=== Goal of the exercise ===
Every single entry must be reproduced precisely.

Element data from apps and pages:
■ ■ ■ ■
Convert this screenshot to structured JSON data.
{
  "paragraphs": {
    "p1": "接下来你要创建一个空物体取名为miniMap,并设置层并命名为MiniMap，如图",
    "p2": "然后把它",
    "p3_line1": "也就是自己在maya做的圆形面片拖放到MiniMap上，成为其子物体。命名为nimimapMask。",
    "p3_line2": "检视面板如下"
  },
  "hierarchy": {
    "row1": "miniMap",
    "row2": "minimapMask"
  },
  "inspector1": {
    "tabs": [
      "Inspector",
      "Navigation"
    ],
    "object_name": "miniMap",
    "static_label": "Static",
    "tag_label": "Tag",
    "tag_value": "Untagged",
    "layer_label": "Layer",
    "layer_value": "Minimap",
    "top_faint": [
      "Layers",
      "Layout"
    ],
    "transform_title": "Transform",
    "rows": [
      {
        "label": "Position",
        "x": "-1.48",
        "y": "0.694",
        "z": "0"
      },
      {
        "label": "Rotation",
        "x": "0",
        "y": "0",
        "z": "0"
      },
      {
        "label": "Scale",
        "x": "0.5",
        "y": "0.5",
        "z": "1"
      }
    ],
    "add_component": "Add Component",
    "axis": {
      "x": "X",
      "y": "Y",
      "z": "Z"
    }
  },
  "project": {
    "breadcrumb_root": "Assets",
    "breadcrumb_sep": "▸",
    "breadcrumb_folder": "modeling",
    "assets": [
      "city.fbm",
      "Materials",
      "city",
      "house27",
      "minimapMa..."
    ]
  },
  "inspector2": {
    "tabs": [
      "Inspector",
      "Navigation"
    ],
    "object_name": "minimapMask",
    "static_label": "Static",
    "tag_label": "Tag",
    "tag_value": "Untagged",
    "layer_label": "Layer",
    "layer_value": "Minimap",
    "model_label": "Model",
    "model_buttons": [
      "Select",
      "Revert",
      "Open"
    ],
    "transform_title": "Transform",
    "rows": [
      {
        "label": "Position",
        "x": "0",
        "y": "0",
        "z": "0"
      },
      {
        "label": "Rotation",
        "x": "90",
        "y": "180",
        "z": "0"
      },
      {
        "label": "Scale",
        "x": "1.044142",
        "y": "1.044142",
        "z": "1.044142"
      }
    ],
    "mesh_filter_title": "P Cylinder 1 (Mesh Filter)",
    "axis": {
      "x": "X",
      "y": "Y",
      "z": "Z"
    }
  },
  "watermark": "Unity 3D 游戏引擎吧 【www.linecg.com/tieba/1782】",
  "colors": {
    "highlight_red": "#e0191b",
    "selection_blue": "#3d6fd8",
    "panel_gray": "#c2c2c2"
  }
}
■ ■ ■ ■
=== Response area ===
Convert this screenshot to structured JSON data.
{
  "paragraphs": {
    "p1": "接下来你要创建一个空物体取名为miniMap,并设置层并命名为MiniMap，如图",
    "p2": "然后把它",
    "p3_line1": "也就是自己在maya做的圆形面片拖放到MiniMap上，成为其子物体。命名为nimimapMask。",
    "p3_line2": "检视面板如下"
  },
  "hierarchy": {
    "row1": "miniMap",
    "row2": "minimapMask"
  },
  "inspector1": {
    "tabs": [
      "Inspector",
      "Navigation"
    ],
    "object_name": "miniMap",
    "static_label": "Static",
    "tag_label": "Tag",
    "tag_value": "Untagged",
    "layer_label": "Layer",
    "layer_value": "Minimap",
    "top_faint": [
      "Layers",
      "Layout"
    ],
    "transform_title": "Transform",
    "rows": [
      {
        "label": "Position",
        "x": "-1.48",
        "y": "0.694",
        "z": "0"
      },
      {
        "label": "Rotation",
        "x": "0",
        "y": "0",
        "z": "0"
      },
      {
        "label": "Scale",
        "x": "0.5",
        "y": "0.5",
        "z": "1"
      }
    ],
    "add_component": "Add Component",
    "axis": {
      "x": "X",
      "y": "Y",
      "z": "Z"
    }
  },
  "project": {
    "breadcrumb_root": "Assets",
    "breadcrumb_sep": "▸",
    "breadcrumb_folder": "modeling",
    "assets": [
      "city.fbm",
      "Materials",
      "city",
      "house27",
      "minimapMa..."
    ]
  },
  "inspector2": {
    "tabs": [
      "Inspector",
      "Navigation"
    ],
    "object_name": "minimapMask",
    "static_label": "Static",
    "tag_label": "Tag",
    "tag_value": "Untagged",
    "layer_label": "Layer",
    "layer_value": "Minimap",
    "model_label": "Model",
    "model_buttons": [
      "Select",
      "Revert",
      "Open"
    ],
    "transform_title": "Transform",
    "rows": [
      {
        "label": "Position",
        "x": "0",
        "y": "0",
        "z": "0"
      },
      {
        "label": "Rotation",
        "x": "90",
        "y": "180",
        "z": "0"
      },
      {
        "label": "Scale",
        "x": "1.044142",
        "y": "1.044142",
        "z": "1.044142"
      }
    ],
    "mesh_filter_title": "P Cylinder 1 (Mesh Filter)",
    "axis": {
      "x": "X",
      "y": "Y",
      "z": "Z"
    }
  },
  "watermark": "Unity 3D 游戏引擎吧 【www.linecg.com/tieba/1782】",
  "colors": {
    "highlight_red": "#e0191b",
    "selection_blue": "#3d6fd8",
    "panel_gray": "#c2c2c2"
  }
}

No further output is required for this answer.